3. Rely on dealers to help you learn

People who are naturally cautious buyers can be reluctant to engage in discussion about a piece with the person who is selling it. Yet it does not take long to recognize the difference between an empty sales pitch and deep knowledge on the part of the seller. More often than not, antiques dealers are thrilled to answer your questions, whether about the piece itself or about its price structure. Most dealers want people to feel good about their purchase and come back for more, so it makes solid business sense to share as much knowledge as possible. We have seen customers’ interests and collections grow and become more refined the more they have tapped into our expertise over the years, and that is very satisfying for all involved.

4. Be savvy about auctions

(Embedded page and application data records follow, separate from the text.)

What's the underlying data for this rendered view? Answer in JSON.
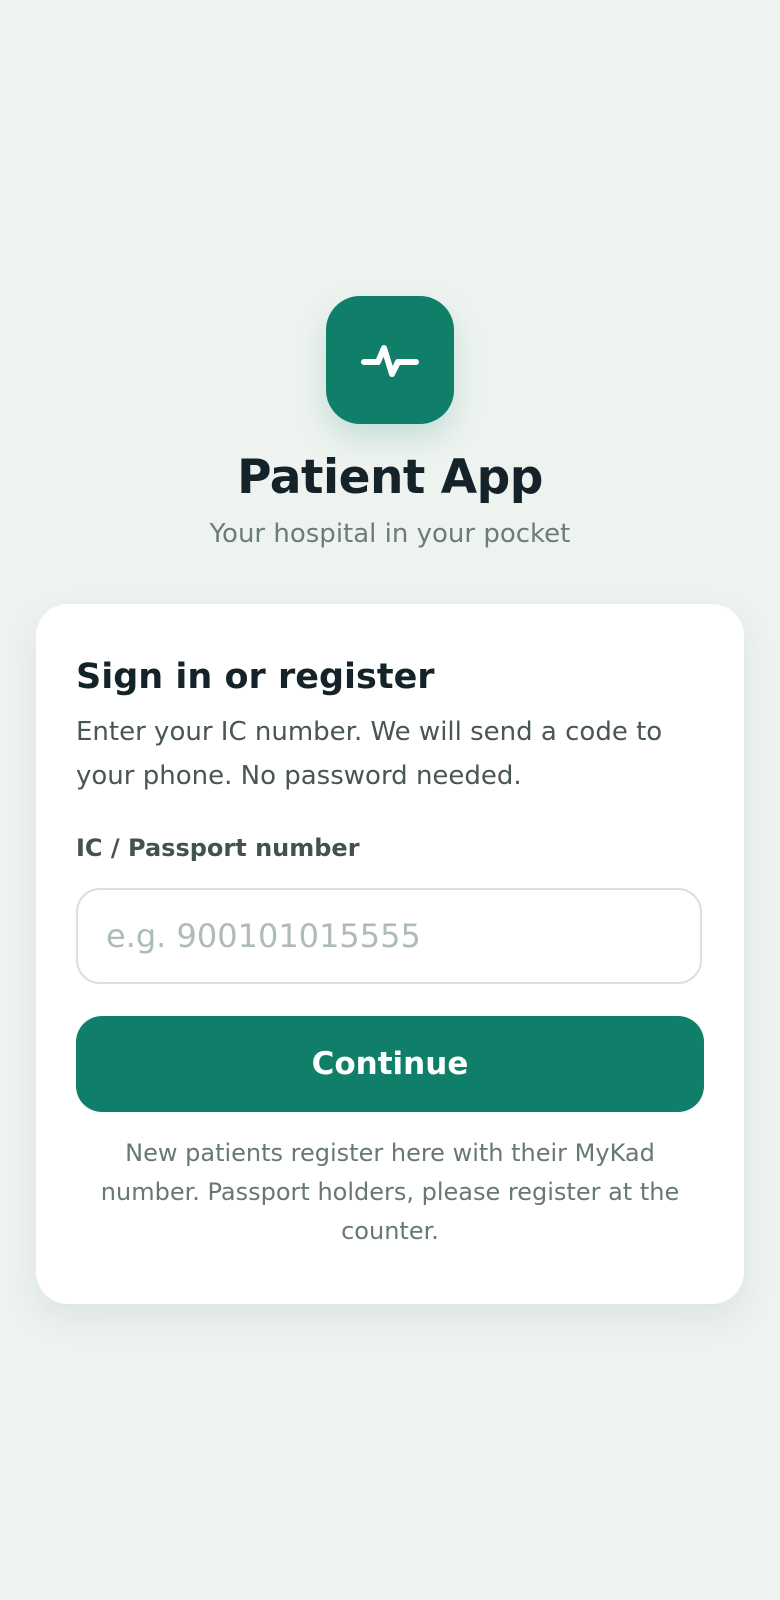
{
  "app": {
    "title": "Patient App",
    "subtitle": "Your hospital in your pocket",
    "logo_icon": "pulse-icon"
  },
  "signin": {
    "title": "Sign in or register",
    "description": "Enter your IC number. We will send a code to your phone. No password needed.",
    "field_label": "IC / Passport number",
    "input_placeholder": "e.g. 900101015555",
    "input_value": "",
    "continue_label": "Continue",
    "note": "New patients register here with their MyKad number. Passport holders, please register at the counter."
  },
  "colors": {
    "background": "#eef3f0",
    "brand": "#0f7f69",
    "card": "#ffffff",
    "title_text": "#142329",
    "muted_text": "#6b7d7b"
  }
}
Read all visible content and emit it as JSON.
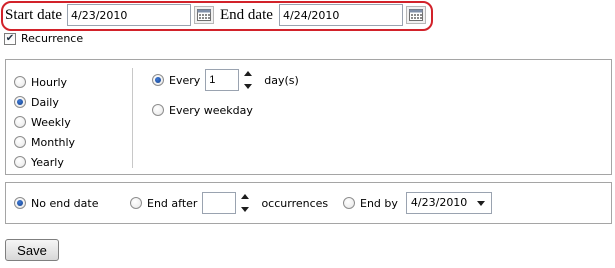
{
  "range": {
    "start_label": "Start date",
    "start_value": "4/23/2010",
    "end_label": "End date",
    "end_value": "4/24/2010"
  },
  "recurrence": {
    "label": "Recurrence",
    "checked": true,
    "patterns": [
      "Hourly",
      "Daily",
      "Weekly",
      "Monthly",
      "Yearly"
    ],
    "selected_pattern": "Daily",
    "daily": {
      "every_label": "Every",
      "every_value": "1",
      "unit_label": "day(s)",
      "weekday_label": "Every weekday",
      "selected": "every"
    }
  },
  "end": {
    "no_end_label": "No end date",
    "end_after_label": "End after",
    "end_after_value": "",
    "occurrences_label": "occurrences",
    "end_by_label": "End by",
    "end_by_value": "4/23/2010",
    "selected": "no_end"
  },
  "actions": {
    "save_label": "Save"
  },
  "icons": {
    "calendar": "calendar-icon",
    "spinner": "spinner-icon",
    "dropdown": "chevron-down-icon"
  },
  "colors": {
    "highlight_border": "#d2222a",
    "radio_selected": "#1d4f9e"
  }
}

Thousands of antiques hit the auction block every day, and the internet makes it easy to see more than is possible to absorb. The sheer volume of antiques available at auction is one of their chief advantages. Some of the disadvantages however, are that descriptions and dates are often scanty, and there are no guarantees that any of the information is accurate. And of course there is the buyer’s premium, which is now 25% at some auction houses

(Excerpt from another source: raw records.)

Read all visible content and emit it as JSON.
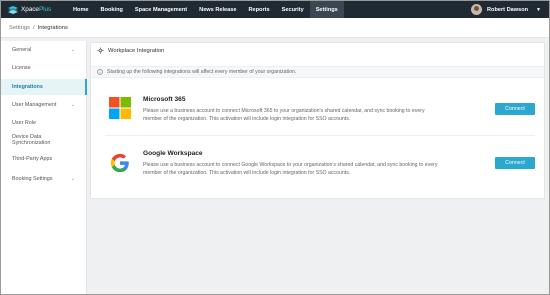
{
  "app": {
    "logo_main": "Xpace",
    "logo_accent": "Plus"
  },
  "topnav": {
    "items": [
      "Home",
      "Booking",
      "Space Management",
      "News Release",
      "Reports",
      "Security",
      "Settings"
    ],
    "active_index": 6
  },
  "user": {
    "name": "Robert Dawson"
  },
  "breadcrumb": {
    "parent": "Settings",
    "separator": "/",
    "current": "Integrations"
  },
  "sidebar": {
    "items": [
      {
        "label": "General",
        "expandable": true
      },
      {
        "label": "License",
        "expandable": false
      },
      {
        "label": "Integrations",
        "expandable": false,
        "active": true
      },
      {
        "label": "User Management",
        "expandable": true
      },
      {
        "label": "User Role",
        "expandable": false
      },
      {
        "label": "Device Data Synchronization",
        "expandable": false
      },
      {
        "label": "Third-Party Apps",
        "expandable": false
      },
      {
        "label": "Booking Settings",
        "expandable": true
      }
    ]
  },
  "main": {
    "title": "Workplace Integration",
    "notice": "Starting up the following integrations will affect every member of your organization.",
    "integrations": [
      {
        "name": "Microsoft 365",
        "description": "Please use a business account to connect Microsoft 365 to your organization's shared calendar, and sync booking to every member of the organization. This activation will include login integration for SSO accounts.",
        "button": "Connect",
        "icon": "microsoft-logo-icon"
      },
      {
        "name": "Google Workspace",
        "description": "Please use a business account to connect Google Workspace to your organization's shared calendar, and sync booking to every member of the organization. This activation will include login integration for SSO accounts.",
        "button": "Connect",
        "icon": "google-logo-icon"
      }
    ]
  },
  "colors": {
    "nav_bg": "#1f2a33",
    "accent": "#2aa8cf",
    "active_side_bg": "#e6f4f8"
  }
}
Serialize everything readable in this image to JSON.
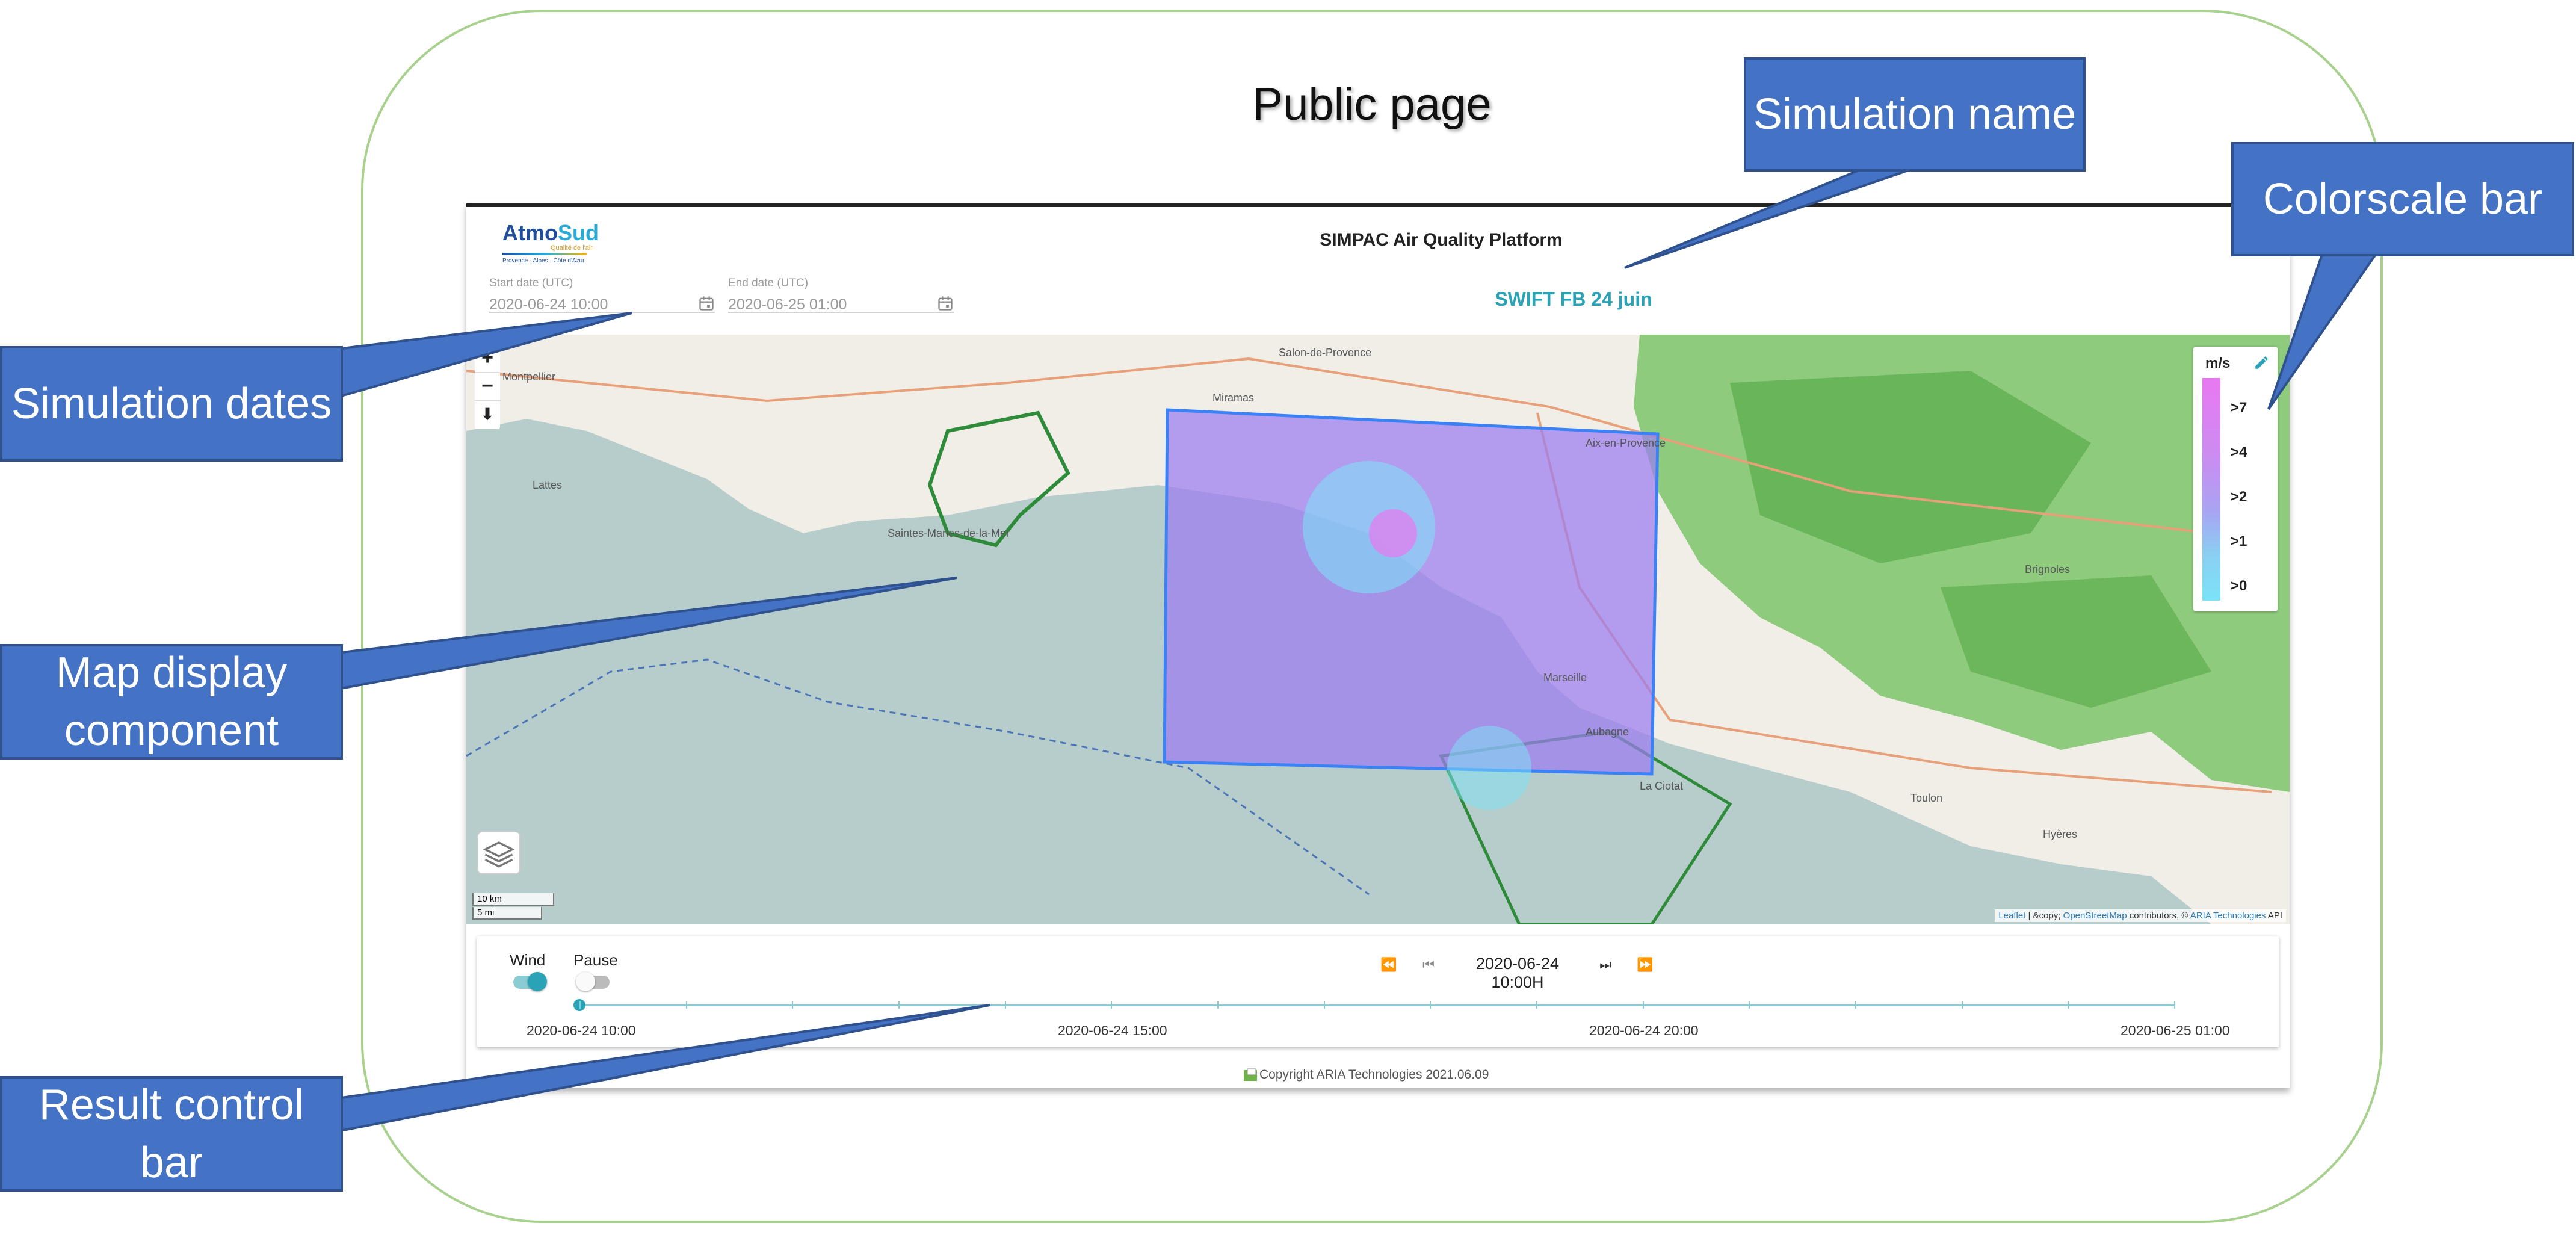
{
  "page": {
    "heading": "Public page"
  },
  "app": {
    "logo": {
      "brand_a": "Atmo",
      "brand_b": "Sud",
      "tagline": "Qualité de l'air",
      "region": "Provence · Alpes · Côte d'Azur"
    },
    "title": "SIMPAC Air Quality Platform",
    "simulation_name": "SWIFT FB 24 juin",
    "start_date": {
      "label": "Start date (UTC)",
      "value": "2020-06-24 10:00"
    },
    "end_date": {
      "label": "End date (UTC)",
      "value": "2020-06-25 01:00"
    }
  },
  "map": {
    "zoom_in": "+",
    "zoom_out": "−",
    "download": "⬇",
    "scale_km": "10 km",
    "scale_mi": "5 mi",
    "attribution": {
      "leaflet": "Leaflet",
      "sep1": " | &copy; ",
      "osm": "OpenStreetMap",
      "sep2": " contributors, © ",
      "aria": "ARIA Technologies",
      "api": " API"
    },
    "places": [
      {
        "name": "Aix-en-Provence"
      },
      {
        "name": "Marseille"
      },
      {
        "name": "Montpellier"
      },
      {
        "name": "Toulon"
      },
      {
        "name": "La Ciotat"
      },
      {
        "name": "Aubagne"
      },
      {
        "name": "Brignoles"
      },
      {
        "name": "Miramas"
      },
      {
        "name": "Lattes"
      },
      {
        "name": "Saintes-Maries-de-la-Mer"
      },
      {
        "name": "Hyères"
      },
      {
        "name": "Salon-de-Provence"
      }
    ],
    "colors": {
      "sea": "#b7cdcb",
      "land": "#f2efe9",
      "forest": "#6dbf5b",
      "overlay": "#9b7cf0",
      "domain_border": "#3b82f6",
      "marine_park": "#2e8b3a"
    }
  },
  "colorscale": {
    "unit": "m/s",
    "labels": [
      ">7",
      ">4",
      ">2",
      ">1",
      ">0"
    ]
  },
  "controls": {
    "wind_label": "Wind",
    "pause_label": "Pause",
    "current_time": "2020-06-24 10:00H",
    "timeline_labels": [
      "2020-06-24 10:00",
      "2020-06-24 15:00",
      "2020-06-24 20:00",
      "2020-06-25 01:00"
    ]
  },
  "footer": {
    "copyright": "Copyright ARIA Technologies 2021.06.09"
  },
  "callouts": {
    "simulation_name": "Simulation name",
    "colorscale_bar": "Colorscale bar",
    "simulation_dates": "Simulation dates",
    "map_display": "Map display component",
    "result_control": "Result control bar"
  }
}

Some people prefer to buy at auction because they feel confident about the price they’re paying since another buyer has bid to a similar level against them. But what they might not realize is that unless an auction is advertised as “unreserved,” participants are often bidding against a reserve set by the consigner of the piece, who is sometimes a dealer or collector. Being the only person bidding against a reserve (which is executed as bids by the auctioneer) is not so different from walking into a booth at an antiques show and buying the antique at the price set by the dealer. Also, when two determined bidders go head-to-head for a piece, its price can soar well beyond what a knowledgeable dealer would have asked for it.

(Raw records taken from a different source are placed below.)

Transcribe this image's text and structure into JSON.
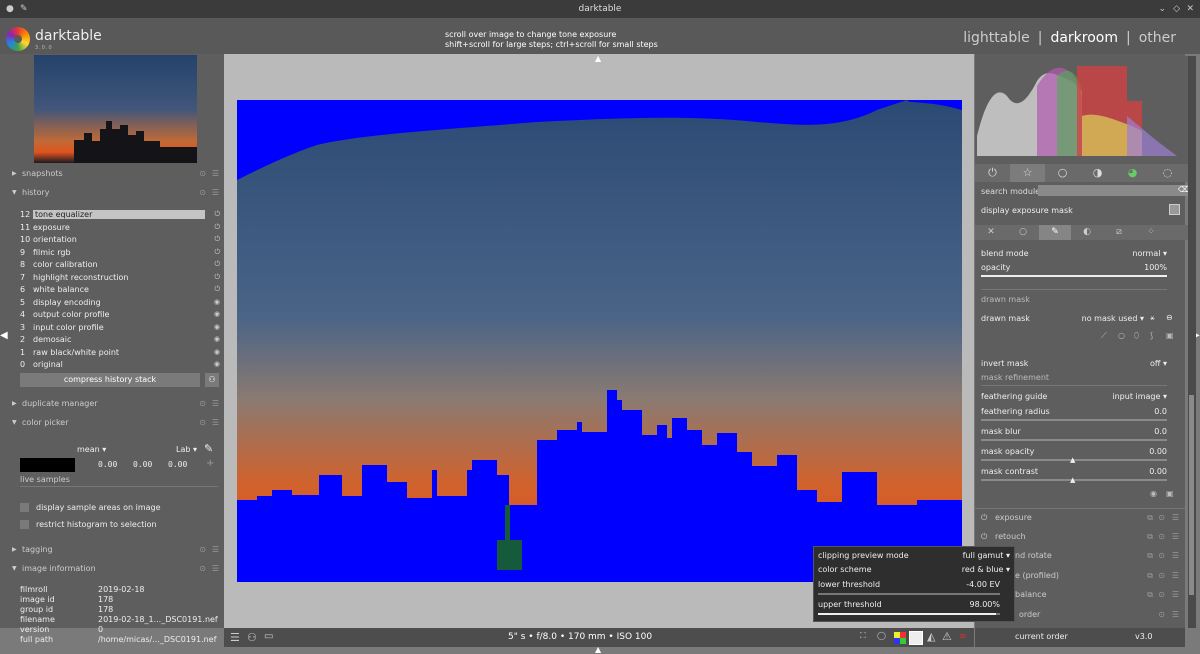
{
  "window": {
    "title": "darktable"
  },
  "header": {
    "app_name": "darktable",
    "app_version": "3.0.0",
    "hint_line1": "scroll over image to change tone exposure",
    "hint_line2": "shift+scroll for large steps; ctrl+scroll for small steps",
    "view_lighttable": "lighttable",
    "view_darkroom": "darkroom",
    "view_other": "other",
    "sep1": "|",
    "sep2": "|"
  },
  "left": {
    "snapshots": "snapshots",
    "history": "history",
    "history_items": [
      {
        "n": "12",
        "label": "tone equalizer"
      },
      {
        "n": "11",
        "label": "exposure"
      },
      {
        "n": "10",
        "label": "orientation"
      },
      {
        "n": "9",
        "label": "filmic rgb"
      },
      {
        "n": "8",
        "label": "color calibration"
      },
      {
        "n": "7",
        "label": "highlight reconstruction"
      },
      {
        "n": "6",
        "label": "white balance"
      },
      {
        "n": "5",
        "label": "display encoding"
      },
      {
        "n": "4",
        "label": "output color profile"
      },
      {
        "n": "3",
        "label": "input color profile"
      },
      {
        "n": "2",
        "label": "demosaic"
      },
      {
        "n": "1",
        "label": "raw black/white point"
      },
      {
        "n": "0",
        "label": "original"
      }
    ],
    "compress": "compress history stack",
    "duplicate_manager": "duplicate manager",
    "color_picker": "color picker",
    "picker_mode": "mean",
    "picker_space": "Lab",
    "picker_values": [
      "0.00",
      "0.00",
      "0.00"
    ],
    "live_samples": "live samples",
    "display_sample": "display sample areas on image",
    "restrict_hist": "restrict histogram to selection",
    "tagging": "tagging",
    "image_information": "image information",
    "info": [
      {
        "k": "filmroll",
        "v": "2019-02-18"
      },
      {
        "k": "image id",
        "v": "178"
      },
      {
        "k": "group id",
        "v": "178"
      },
      {
        "k": "filename",
        "v": "2019-02-18_1..._DSC0191.nef"
      },
      {
        "k": "version",
        "v": "0"
      },
      {
        "k": "full path",
        "v": "/home/micas/..._DSC0191.nef"
      }
    ]
  },
  "bottom": {
    "exposure_info": "5\" s • f/8.0 • 170 mm • ISO 100"
  },
  "right": {
    "search_label": "search module",
    "display_exposure_mask": "display exposure mask",
    "blend_mode": "blend mode",
    "blend_mode_val": "normal",
    "opacity": "opacity",
    "opacity_val": "100%",
    "opacity_level": 1.0,
    "drawn_mask_header": "drawn mask",
    "drawn_mask": "drawn mask",
    "drawn_mask_val": "no mask used",
    "invert_mask": "invert mask",
    "invert_mask_val": "off",
    "mask_refinement": "mask refinement",
    "feathering_guide": "feathering guide",
    "feathering_guide_val": "input image",
    "feathering_radius": "feathering radius",
    "feathering_radius_val": "0.0",
    "mask_blur": "mask blur",
    "mask_blur_val": "0.0",
    "mask_opacity": "mask opacity",
    "mask_opacity_val": "0.00",
    "mask_contrast": "mask contrast",
    "mask_contrast_val": "0.00",
    "modules": [
      "exposure",
      "retouch",
      "nd rotate",
      "e (profiled)",
      "balance",
      "order"
    ],
    "current_order": "current order",
    "current_order_val": "v3.0"
  },
  "popup": {
    "clipping_mode": "clipping preview mode",
    "clipping_mode_val": "full gamut",
    "color_scheme": "color scheme",
    "color_scheme_val": "red & blue",
    "lower": "lower threshold",
    "lower_val": "-4.00 EV",
    "upper": "upper threshold",
    "upper_val": "98.00%",
    "upper_level": 0.98
  },
  "colors": {
    "accent": "#0000ff",
    "sky_top": "#2c4b72",
    "sky_bottom": "#e0551c"
  }
}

Finally, people thinking about selling their own antiques at auction should keep in mind that they will be paying not only a commission to the auctioneer, but also in essence, the buyer’s premium. This is because bidders will stop bidding at a percentage less than they value it, which is equal to the amount they have to pay to the auctioneer as a premium.

5. Go for the green – environmentally and monetarily

With opportunities to buy new merchandise bombarding us nearly every second of our waking hours (especially when online), it is easy to be apathetic about seizing the moment to buy an antique by thinking that you can always find something similar later. While it is true that reproductions and interesting contemporary designs (of furniture for instance) abound in the marketplace, buying old rather than new whenever possible is the best choice for forward-thinking people for two main reasons.

The first is that antiques are the ultimate low-impact recyclables – they have been recycled in the past and most likely (especially if you adhere to piece-of-advice #1) will be recycled/reused in the future. The statement that “antiques are green” is not just a feel-good marketing slogan, but an increasingly important consideration as we change modes of consumption to reduce our environmental impact.

The second is that antiques continue to have monetary value even after you use or enjoy them, which seldom can be said for new merchandise. Even if you purchase a recently manufactured high-end designer sofa, you will struggle to resell it for anywhere near the price that you paid for it. Happily, that is not so with antiques. Unless a piece gets broken or battered while you own it, you can usually recoup your investment plus or minus a bit, depending on a variety of circumstances.


Since you are reading this article, it is more than likely that you’re already a dedicated buyer of antiques. Nevertheless, we hope that these things are worth remembering as you encounter and fall in love with pieces from the past while on antiquing excursions this and every month.